Enjoy these boogie and disco (guilty) pleasures! Club des Belugas was founded 14 years ago. Eight studio albums later they present their first release on their own label Glamjazz Records, in co-operation with ChinChin Records. It's Only Music features the great vocalist Ashley Slater, known for his worldwide hit Turn On, Tune In, Cop Out by Freak Power and also for his work with Fatboy Slim. The song is out tomorrow.
After a couple of studio albums and EP's, the established German International project Jojo Effect moves into a more soulful direction with soul singer Brenda Boykin. Jojo Effect´s love for deep house, combined with the influences of R&B and soul, gives the song Mr. Smith a relaxed note and it makes me curious for more new music by this band.
The closing track by The Sunburst Band is on a new compilation called 'Remixed with love 2 by Joey Negro'.
George Duke – Reach Out (1983) Aurra – Such A Feeling [A Shep Pettibone Mix] (1982) Club Des Bel…
When The Three Degrees signed to Roulette Records, after some years of struggling, Sheila Ferguson, Fayette Pinkney and new member Valerie Holiday immediately began recording material for their new label. The result of these sessions would be their 1970 wonderful psychedelic soul album Maybe. On the LP were covers of familiar tracks including Jimmy Webb’s MacArthur Park, Lynn Anderson’s Rose Garden, and Collage, which Joe Walsh (The Eagles) co-wrote. There was also the Hoagy Carmichael classic Stardust. Another cover was a song made famous by The Chantels, Maybe. The Three Degrees version would give them their biggest hit at that point of their career.
In the years afterwards the three ladies were in search of a sound that would suit them best. When they eventually signed to Gamble and Huff’s Philadelphia International label, after a period of minor success, they instantly hit the jackpot with Dirty Ol’ Man in 1973.
Enjoy this new Smooth Sailing trip! It's built around the yacht rock scene of the 1970s/1980s. DJ Supermarkt decribes the yacht rock/AOR mood best on his upcoming part of Too Slow To Disco:
“The sun’s dipping behind the mountains above the bay, and the sound pulsating from the speakers sure has a beguiling melody.

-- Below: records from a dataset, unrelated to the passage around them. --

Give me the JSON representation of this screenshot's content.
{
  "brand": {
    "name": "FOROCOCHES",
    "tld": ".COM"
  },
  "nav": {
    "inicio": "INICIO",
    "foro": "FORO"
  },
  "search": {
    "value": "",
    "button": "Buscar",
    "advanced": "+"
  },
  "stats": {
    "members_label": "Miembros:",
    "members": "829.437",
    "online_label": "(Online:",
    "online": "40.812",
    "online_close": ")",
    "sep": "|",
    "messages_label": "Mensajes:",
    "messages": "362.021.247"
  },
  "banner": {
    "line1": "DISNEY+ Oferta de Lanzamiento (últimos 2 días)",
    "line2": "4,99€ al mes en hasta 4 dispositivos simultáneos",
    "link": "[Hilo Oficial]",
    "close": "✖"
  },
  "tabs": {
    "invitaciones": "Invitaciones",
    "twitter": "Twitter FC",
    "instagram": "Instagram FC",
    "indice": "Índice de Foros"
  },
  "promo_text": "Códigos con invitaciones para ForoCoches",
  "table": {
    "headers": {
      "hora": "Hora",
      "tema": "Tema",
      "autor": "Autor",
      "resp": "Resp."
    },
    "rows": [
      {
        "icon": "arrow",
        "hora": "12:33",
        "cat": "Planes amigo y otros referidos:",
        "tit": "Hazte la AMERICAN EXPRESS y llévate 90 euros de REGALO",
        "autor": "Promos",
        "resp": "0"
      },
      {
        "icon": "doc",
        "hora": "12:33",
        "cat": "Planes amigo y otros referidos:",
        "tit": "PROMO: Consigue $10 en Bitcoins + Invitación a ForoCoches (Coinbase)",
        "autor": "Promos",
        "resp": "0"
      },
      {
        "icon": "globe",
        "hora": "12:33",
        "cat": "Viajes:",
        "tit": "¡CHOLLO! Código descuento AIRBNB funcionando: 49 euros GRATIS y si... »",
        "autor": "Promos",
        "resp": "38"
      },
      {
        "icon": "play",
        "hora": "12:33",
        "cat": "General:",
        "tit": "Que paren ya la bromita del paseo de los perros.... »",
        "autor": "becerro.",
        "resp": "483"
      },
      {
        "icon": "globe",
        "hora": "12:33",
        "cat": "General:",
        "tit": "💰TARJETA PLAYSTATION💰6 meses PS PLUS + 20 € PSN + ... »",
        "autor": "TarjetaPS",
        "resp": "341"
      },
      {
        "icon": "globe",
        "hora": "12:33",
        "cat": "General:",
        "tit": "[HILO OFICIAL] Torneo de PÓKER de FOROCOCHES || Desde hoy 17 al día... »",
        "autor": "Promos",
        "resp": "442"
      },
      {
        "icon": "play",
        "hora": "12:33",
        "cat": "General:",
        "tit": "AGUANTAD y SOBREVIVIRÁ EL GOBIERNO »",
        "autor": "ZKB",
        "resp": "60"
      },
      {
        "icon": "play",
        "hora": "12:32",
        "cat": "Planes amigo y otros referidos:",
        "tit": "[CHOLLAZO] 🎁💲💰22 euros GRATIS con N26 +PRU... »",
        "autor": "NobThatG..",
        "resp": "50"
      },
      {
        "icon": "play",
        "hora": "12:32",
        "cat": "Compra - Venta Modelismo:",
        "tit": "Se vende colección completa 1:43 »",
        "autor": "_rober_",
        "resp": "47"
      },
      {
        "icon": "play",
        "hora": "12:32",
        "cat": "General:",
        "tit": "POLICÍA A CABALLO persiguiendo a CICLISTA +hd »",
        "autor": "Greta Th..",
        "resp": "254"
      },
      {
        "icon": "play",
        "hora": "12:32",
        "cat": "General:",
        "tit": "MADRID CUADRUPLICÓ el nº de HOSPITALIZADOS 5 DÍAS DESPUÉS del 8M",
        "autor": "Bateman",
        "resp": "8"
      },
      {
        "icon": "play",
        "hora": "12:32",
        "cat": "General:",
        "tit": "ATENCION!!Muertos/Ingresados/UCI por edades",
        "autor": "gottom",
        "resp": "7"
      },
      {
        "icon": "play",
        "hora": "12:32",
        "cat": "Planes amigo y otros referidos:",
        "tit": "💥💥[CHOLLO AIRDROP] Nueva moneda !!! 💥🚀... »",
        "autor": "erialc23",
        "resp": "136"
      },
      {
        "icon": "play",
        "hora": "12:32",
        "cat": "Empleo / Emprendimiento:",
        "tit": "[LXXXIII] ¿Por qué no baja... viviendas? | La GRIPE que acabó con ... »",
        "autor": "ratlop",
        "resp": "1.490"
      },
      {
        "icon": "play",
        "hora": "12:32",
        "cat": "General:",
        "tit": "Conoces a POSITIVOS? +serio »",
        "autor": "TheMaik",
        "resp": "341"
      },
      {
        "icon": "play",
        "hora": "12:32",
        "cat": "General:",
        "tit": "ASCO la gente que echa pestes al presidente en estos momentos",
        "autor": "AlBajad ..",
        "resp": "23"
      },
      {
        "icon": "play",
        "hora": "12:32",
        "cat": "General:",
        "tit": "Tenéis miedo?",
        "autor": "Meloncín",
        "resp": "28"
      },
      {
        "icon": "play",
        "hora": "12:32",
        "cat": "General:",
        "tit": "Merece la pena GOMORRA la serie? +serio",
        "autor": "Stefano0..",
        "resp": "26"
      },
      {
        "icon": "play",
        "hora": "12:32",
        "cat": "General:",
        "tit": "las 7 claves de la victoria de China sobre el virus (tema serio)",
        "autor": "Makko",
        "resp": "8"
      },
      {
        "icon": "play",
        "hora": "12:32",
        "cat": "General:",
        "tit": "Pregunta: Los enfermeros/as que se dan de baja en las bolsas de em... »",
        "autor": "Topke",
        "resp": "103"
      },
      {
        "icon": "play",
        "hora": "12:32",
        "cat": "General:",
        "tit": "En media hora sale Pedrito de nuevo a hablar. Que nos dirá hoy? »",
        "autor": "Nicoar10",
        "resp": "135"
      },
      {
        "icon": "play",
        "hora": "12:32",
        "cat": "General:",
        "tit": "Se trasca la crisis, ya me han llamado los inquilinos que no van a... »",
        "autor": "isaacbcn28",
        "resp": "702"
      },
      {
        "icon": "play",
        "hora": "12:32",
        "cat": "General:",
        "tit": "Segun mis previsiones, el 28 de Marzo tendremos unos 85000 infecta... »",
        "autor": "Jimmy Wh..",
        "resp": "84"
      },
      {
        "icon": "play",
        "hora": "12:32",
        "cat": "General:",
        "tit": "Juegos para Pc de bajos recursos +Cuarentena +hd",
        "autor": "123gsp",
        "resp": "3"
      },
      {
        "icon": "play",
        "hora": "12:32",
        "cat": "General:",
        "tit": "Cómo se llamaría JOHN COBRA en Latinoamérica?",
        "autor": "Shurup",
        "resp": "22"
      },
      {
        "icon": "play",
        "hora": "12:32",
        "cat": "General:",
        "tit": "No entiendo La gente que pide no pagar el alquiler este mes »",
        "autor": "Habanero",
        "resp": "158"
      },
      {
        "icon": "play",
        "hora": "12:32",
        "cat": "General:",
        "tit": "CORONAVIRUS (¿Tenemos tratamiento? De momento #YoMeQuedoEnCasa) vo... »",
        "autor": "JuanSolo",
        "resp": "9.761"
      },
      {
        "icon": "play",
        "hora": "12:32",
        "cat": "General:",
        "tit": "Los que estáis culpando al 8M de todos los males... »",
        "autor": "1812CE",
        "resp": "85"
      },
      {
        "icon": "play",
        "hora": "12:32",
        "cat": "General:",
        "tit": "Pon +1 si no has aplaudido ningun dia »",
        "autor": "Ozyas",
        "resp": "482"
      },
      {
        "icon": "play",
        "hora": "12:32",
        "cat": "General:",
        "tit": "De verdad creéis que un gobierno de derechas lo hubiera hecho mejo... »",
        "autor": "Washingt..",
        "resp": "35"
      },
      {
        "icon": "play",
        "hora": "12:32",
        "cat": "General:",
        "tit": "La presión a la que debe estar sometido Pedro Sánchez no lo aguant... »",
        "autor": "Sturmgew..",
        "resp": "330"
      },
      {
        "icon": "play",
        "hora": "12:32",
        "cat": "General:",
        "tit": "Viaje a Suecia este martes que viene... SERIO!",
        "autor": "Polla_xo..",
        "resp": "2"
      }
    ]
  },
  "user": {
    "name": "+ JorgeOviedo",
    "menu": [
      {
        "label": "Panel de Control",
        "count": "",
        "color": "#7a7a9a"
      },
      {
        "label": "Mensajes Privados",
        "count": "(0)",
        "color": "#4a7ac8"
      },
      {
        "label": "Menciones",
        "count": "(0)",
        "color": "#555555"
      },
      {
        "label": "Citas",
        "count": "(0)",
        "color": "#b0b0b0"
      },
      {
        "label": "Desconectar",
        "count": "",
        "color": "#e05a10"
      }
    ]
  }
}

There’s a definite touch of Earth, Wind and Fire about that slinky groove.”
In the recently published The Yacht Rock Book by Greg Prato, Steve Huey (Allmusic.com) gives this definition:
“Fusing softer rock with jazz and R&B, very polished production, and kind of being centered around studio musician culture in Southern California in the late 70s and early 80s.”
According to Billboard chart statistics, Chicago is second only to the Beach Boys as the most successful American rock band of all time, in terms of both albums and singles. Judged by album sales alone, as certified by the R.I.A.A., the band does not rank quite so high, but it is still among the Top Ten best-sel…